Marcos Bridge Reopening, Tikling Junction Fiasco, And Other Motoring Stories3 min. read
SMC opposes any plans for SLEX toll reduction
San Miguel Corporation President Ramon Ang lashed out at groups calling for toll cut at South Luzon Expressway (SLEX), saying that “unwarranted” calls could damage future plans to get investment for big-ticket projects.
In a report by Inquirer.net, Ang said that the Toll Regulatory Board’s (TRB) recommendation is “unwarranted” and just a “knee-jerk reaction.”
“We understand the knee-jerk reaction is to ask for something in return for a slight inconvenience. It’s a populist idea. But I hope those pushing for this understand and see the bigger picture,” he said.
“It will make the problem worse. More vehicles will flood the expressways, and nobody will be happy because of the increasing congestion,” Ang added.
Weeks ago, the TRB formed a technical working group that studied if the horrendous traffic at SLEX due to Skyway Extension Project would warrant a toll reduction. The group suggested a refund of P44 for experience gridlock at the portions affected by the Skyway Extension Project.
Tikling Junction’s traffic light update experiment gets people talking
Last week, social media was abuzz after photos showed that the Tikling Junction in Taytay got an unnecessary upgrade: a traffic light system.
While people might think a traffic light on a “junction” is necessary, there is only one problem: Tikling Junction is a roundabout.
In a report by Visor, Taytay Traffic Management Group Ruel Lacanieta said that the traffic lights were installed as part of the municipality’s experiment in managing the sluggish traffic in the area.
Tikling Junction services motorists not just from Taytay and Antipolo but also other parts of Rizal such as Binangonan, Angono, and others who are going to Metro Manila.
After the news received widespread flak from social media, motoring personality James Deakin posted a screenshot from Taytay Mayor Joric Gacula, saying that the municipality will get support from the Rizal provincial government as well as some support from the DPWH.
Marcos Bridge reopened way ahead of its target completion date
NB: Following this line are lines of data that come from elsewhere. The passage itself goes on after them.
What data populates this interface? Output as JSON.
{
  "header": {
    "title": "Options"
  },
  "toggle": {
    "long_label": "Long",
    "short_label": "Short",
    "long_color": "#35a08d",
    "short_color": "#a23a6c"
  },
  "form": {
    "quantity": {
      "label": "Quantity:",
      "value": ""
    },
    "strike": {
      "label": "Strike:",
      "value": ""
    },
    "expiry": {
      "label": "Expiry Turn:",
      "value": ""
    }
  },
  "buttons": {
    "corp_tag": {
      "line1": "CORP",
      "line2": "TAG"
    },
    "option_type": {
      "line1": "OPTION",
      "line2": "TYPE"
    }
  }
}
Although the target date to finish the repair on Marcos Bridge was April 2020, the Department of Public Works and Highways (DPWH) went above and beyond to make sure the structure was usable in time for the Undas season.
The repair—which included redecking of the bridge slab, girder reinforcement, and other structural upgrades—were conducted by the agency to make the bridge “seismic-rated,” according to DPWH Mark Villar.
“Ginawa namin ‘to para maging seismic-rated bridge. Marikina is along the fault line so it’s important that we retrofit the bridge. So, we did it quickly, we really targeted to finish it by Undas even though our original schedule is April next year,” Villar said in a report by Rappler.
Marcos Bridge, which is a critical piece of infrastructure built above the Marikina River, services motorists from Marikina, Antipolo, and other parts of Rizal coming to the rest of Metro Manila. It is also situated within the West Valley Fault, which is believed to be responsible for the “Big One.”
“As an integral access to Quezon City from the east of Rizal province, rehabilitation works on the bridge after its 40 years of service are necessary to ensure the safety and convenience of the public,” Villar added.
Waze: Metro Manila is the world’s worst place for drivers
Once again, Metro Manila nabs the first place in Waze’s list of worst cities to drive in the world.
According to the social navigation app, the snail-paced vehicular movement in the country’s capital caused cars to take 4.88 minutes to cover one kilometer. The country outdid other congested countries like Colombia, Indonesia, Israel, and Brazil.
In a report by Bloomberg, Waze country lead Sarah Rodriguez said the worst is yet to come as the app expects more distance will be covered by its users during the tailend of the year due to the holiday season. Around 16 percent increase in distance driven and 10 percent spike in users is to be expected before the year ends.